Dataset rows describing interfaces
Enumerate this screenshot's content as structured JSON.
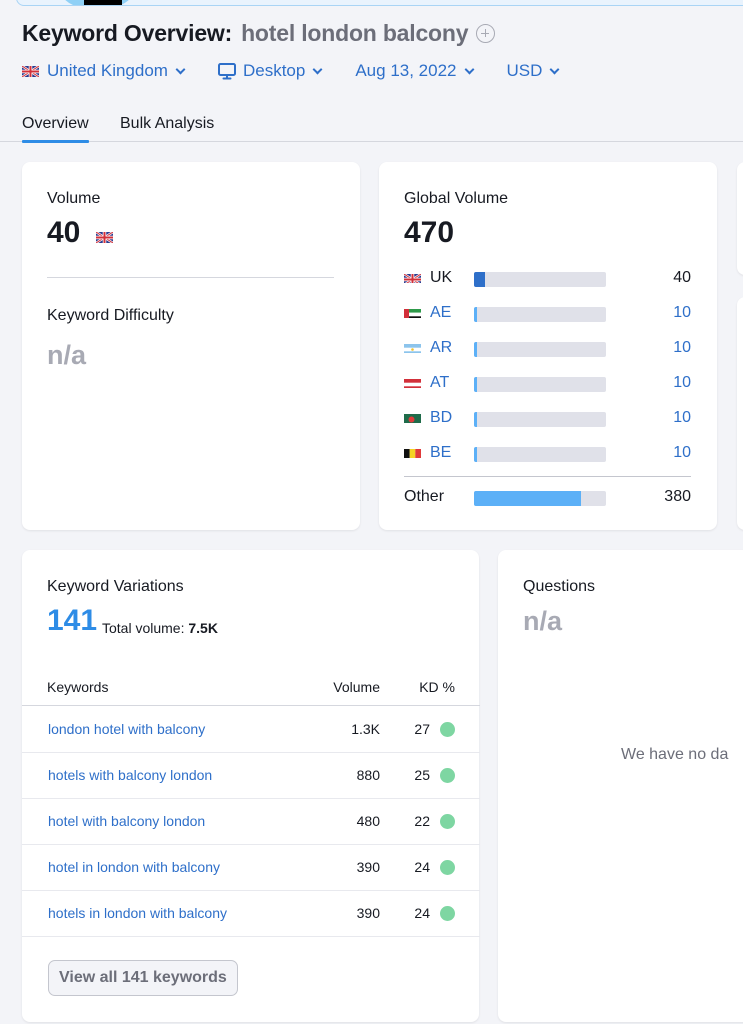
{
  "header": {
    "title_label": "Keyword Overview:",
    "keyword": "hotel london balcony"
  },
  "filters": {
    "country": "United Kingdom",
    "device": "Desktop",
    "date": "Aug 13, 2022",
    "currency": "USD"
  },
  "tabs": [
    {
      "label": "Overview",
      "active": true
    },
    {
      "label": "Bulk Analysis",
      "active": false
    }
  ],
  "volume_card": {
    "title": "Volume",
    "value": "40",
    "kd_title": "Keyword Difficulty",
    "kd_value": "n/a"
  },
  "global_volume": {
    "title": "Global Volume",
    "value": "470",
    "rows": [
      {
        "code": "UK",
        "flag": "uk-flag",
        "value": "40",
        "share": 0.085,
        "link": false
      },
      {
        "code": "AE",
        "flag": "ae-flag",
        "value": "10",
        "share": 0.021,
        "link": true
      },
      {
        "code": "AR",
        "flag": "ar-flag",
        "value": "10",
        "share": 0.021,
        "link": true
      },
      {
        "code": "AT",
        "flag": "at-flag",
        "value": "10",
        "share": 0.021,
        "link": true
      },
      {
        "code": "BD",
        "flag": "bd-flag",
        "value": "10",
        "share": 0.021,
        "link": true
      },
      {
        "code": "BE",
        "flag": "be-flag",
        "value": "10",
        "share": 0.021,
        "link": true
      }
    ],
    "other": {
      "label": "Other",
      "value": "380",
      "share": 0.81
    }
  },
  "keyword_variations": {
    "title": "Keyword Variations",
    "count": "141",
    "total_label": "Total volume:",
    "total_value": "7.5K",
    "columns": [
      "Keywords",
      "Volume",
      "KD %"
    ],
    "rows": [
      {
        "keyword": "london hotel with balcony",
        "volume": "1.3K",
        "kd": "27"
      },
      {
        "keyword": "hotels with balcony london",
        "volume": "880",
        "kd": "25"
      },
      {
        "keyword": "hotel with balcony london",
        "volume": "480",
        "kd": "22"
      },
      {
        "keyword": "hotel in london with balcony",
        "volume": "390",
        "kd": "24"
      },
      {
        "keyword": "hotels in london with balcony",
        "volume": "390",
        "kd": "24"
      }
    ],
    "view_all_label": "View all 141 keywords"
  },
  "questions": {
    "title": "Questions",
    "value": "n/a",
    "empty_message": "We have no da"
  },
  "colors": {
    "link": "#2e6fc9",
    "uk_bar": "#2e6fc9",
    "country_bar": "#5cb0f7",
    "other_bar": "#5cb0f7",
    "bar_track": "#e0e1e9",
    "kd_easy": "#7ed6a2",
    "tab_underline": "#2e8ce6"
  }
}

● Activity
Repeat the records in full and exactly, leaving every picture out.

● Answer
Enumerate this screenshot's content as structured JSON.
{
  "header": {
    "title_label": "Keyword Overview:",
    "keyword": "hotel london balcony"
  },
  "filters": {
    "country": "United Kingdom",
    "device": "Desktop",
    "date": "Aug 13, 2022",
    "currency": "USD"
  },
  "tabs": [
    {
      "label": "Overview",
      "active": true
    },
    {
      "label": "Bulk Analysis",
      "active": false
    }
  ],
  "volume_card": {
    "title": "Volume",
    "value": "40",
    "kd_title": "Keyword Difficulty",
    "kd_value": "n/a"
  },
  "global_volume": {
    "title": "Global Volume",
    "value": "470",
    "rows": [
      {
        "code": "UK",
        "flag": "uk-flag",
        "value": "40",
        "share": 0.085,
        "link": false
      },
      {
        "code": "AE",
        "flag": "ae-flag",
        "value": "10",
        "share": 0.021,
        "link": true
      },
      {
        "code": "AR",
        "flag": "ar-flag",
        "value": "10",
        "share": 0.021,
        "link": true
      },
      {
        "code": "AT",
        "flag": "at-flag",
        "value": "10",
        "share": 0.021,
        "link": true
      },
      {
        "code": "BD",
        "flag": "bd-flag",
        "value": "10",
        "share": 0.021,
        "link": true
      },
      {
        "code": "BE",
        "flag": "be-flag",
        "value": "10",
        "share": 0.021,
        "link": true
      }
    ],
    "other": {
      "label": "Other",
      "value": "380",
      "share": 0.81
    }
  },
  "keyword_variations": {
    "title": "Keyword Variations",
    "count": "141",
    "total_label": "Total volume:",
    "total_value": "7.5K",
    "columns": [
      "Keywords",
      "Volume",
      "KD %"
    ],
    "rows": [
      {
        "keyword": "london hotel with balcony",
        "volume": "1.3K",
        "kd": "27"
      },
      {
        "keyword": "hotels with balcony london",
        "volume": "880",
        "kd": "25"
      },
      {
        "keyword": "hotel with balcony london",
        "volume": "480",
        "kd": "22"
      },
      {
        "keyword": "hotel in london with balcony",
        "volume": "390",
        "kd": "24"
      },
      {
        "keyword": "hotels in london with balcony",
        "volume": "390",
        "kd": "24"
      }
    ],
    "view_all_label": "View all 141 keywords"
  },
  "questions": {
    "title": "Questions",
    "value": "n/a",
    "empty_message": "We have no da"
  },
  "colors": {
    "link": "#2e6fc9",
    "uk_bar": "#2e6fc9",
    "country_bar": "#5cb0f7",
    "other_bar": "#5cb0f7",
    "bar_track": "#e0e1e9",
    "kd_easy": "#7ed6a2",
    "tab_underline": "#2e8ce6"
  }
}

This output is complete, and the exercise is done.